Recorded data
+===+

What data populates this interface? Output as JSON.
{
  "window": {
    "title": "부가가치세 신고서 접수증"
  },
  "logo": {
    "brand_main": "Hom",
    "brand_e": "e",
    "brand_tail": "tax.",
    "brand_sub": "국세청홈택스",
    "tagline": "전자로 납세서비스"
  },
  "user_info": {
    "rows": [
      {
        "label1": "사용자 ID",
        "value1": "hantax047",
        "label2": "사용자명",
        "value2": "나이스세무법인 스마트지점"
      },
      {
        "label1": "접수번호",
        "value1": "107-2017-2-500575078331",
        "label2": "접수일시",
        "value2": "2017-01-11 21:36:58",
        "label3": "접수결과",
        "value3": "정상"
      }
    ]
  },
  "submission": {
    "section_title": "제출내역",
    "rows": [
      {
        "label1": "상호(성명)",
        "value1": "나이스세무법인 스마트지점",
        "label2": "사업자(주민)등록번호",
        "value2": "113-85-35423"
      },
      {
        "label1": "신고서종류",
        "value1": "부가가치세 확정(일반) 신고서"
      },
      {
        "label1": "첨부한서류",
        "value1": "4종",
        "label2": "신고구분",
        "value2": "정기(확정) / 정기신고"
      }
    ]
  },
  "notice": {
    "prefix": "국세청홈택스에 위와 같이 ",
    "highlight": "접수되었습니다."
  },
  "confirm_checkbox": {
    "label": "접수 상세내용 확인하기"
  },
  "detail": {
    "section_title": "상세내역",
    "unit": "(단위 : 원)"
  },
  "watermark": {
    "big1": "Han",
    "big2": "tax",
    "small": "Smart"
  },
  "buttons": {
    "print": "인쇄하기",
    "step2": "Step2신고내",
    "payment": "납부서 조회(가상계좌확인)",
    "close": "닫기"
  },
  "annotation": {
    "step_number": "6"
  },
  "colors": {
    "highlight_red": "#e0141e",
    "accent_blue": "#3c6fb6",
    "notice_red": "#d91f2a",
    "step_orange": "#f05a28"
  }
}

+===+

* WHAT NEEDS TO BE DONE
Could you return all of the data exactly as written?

* TASK OUTPUT
What data populates this interface? Output as JSON.
{
  "window": {
    "title": "부가가치세 신고서 접수증"
  },
  "logo": {
    "brand_main": "Hom",
    "brand_e": "e",
    "brand_tail": "tax.",
    "brand_sub": "국세청홈택스",
    "tagline": "전자로 납세서비스"
  },
  "user_info": {
    "rows": [
      {
        "label1": "사용자 ID",
        "value1": "hantax047",
        "label2": "사용자명",
        "value2": "나이스세무법인 스마트지점"
      },
      {
        "label1": "접수번호",
        "value1": "107-2017-2-500575078331",
        "label2": "접수일시",
        "value2": "2017-01-11 21:36:58",
        "label3": "접수결과",
        "value3": "정상"
      }
    ]
  },
  "submission": {
    "section_title": "제출내역",
    "rows": [
      {
        "label1": "상호(성명)",
        "value1": "나이스세무법인 스마트지점",
        "label2": "사업자(주민)등록번호",
        "value2": "113-85-35423"
      },
      {
        "label1": "신고서종류",
        "value1": "부가가치세 확정(일반) 신고서"
      },
      {
        "label1": "첨부한서류",
        "value1": "4종",
        "label2": "신고구분",
        "value2": "정기(확정) / 정기신고"
      }
    ]
  },
  "notice": {
    "prefix": "국세청홈택스에 위와 같이 ",
    "highlight": "접수되었습니다."
  },
  "confirm_checkbox": {
    "label": "접수 상세내용 확인하기"
  },
  "detail": {
    "section_title": "상세내역",
    "unit": "(단위 : 원)"
  },
  "watermark": {
    "big1": "Han",
    "big2": "tax",
    "small": "Smart"
  },
  "buttons": {
    "print": "인쇄하기",
    "step2": "Step2신고내",
    "payment": "납부서 조회(가상계좌확인)",
    "close": "닫기"
  },
  "annotation": {
    "step_number": "6"
  },
  "colors": {
    "highlight_red": "#e0141e",
    "accent_blue": "#3c6fb6",
    "notice_red": "#d91f2a",
    "step_orange": "#f05a28"
  }
}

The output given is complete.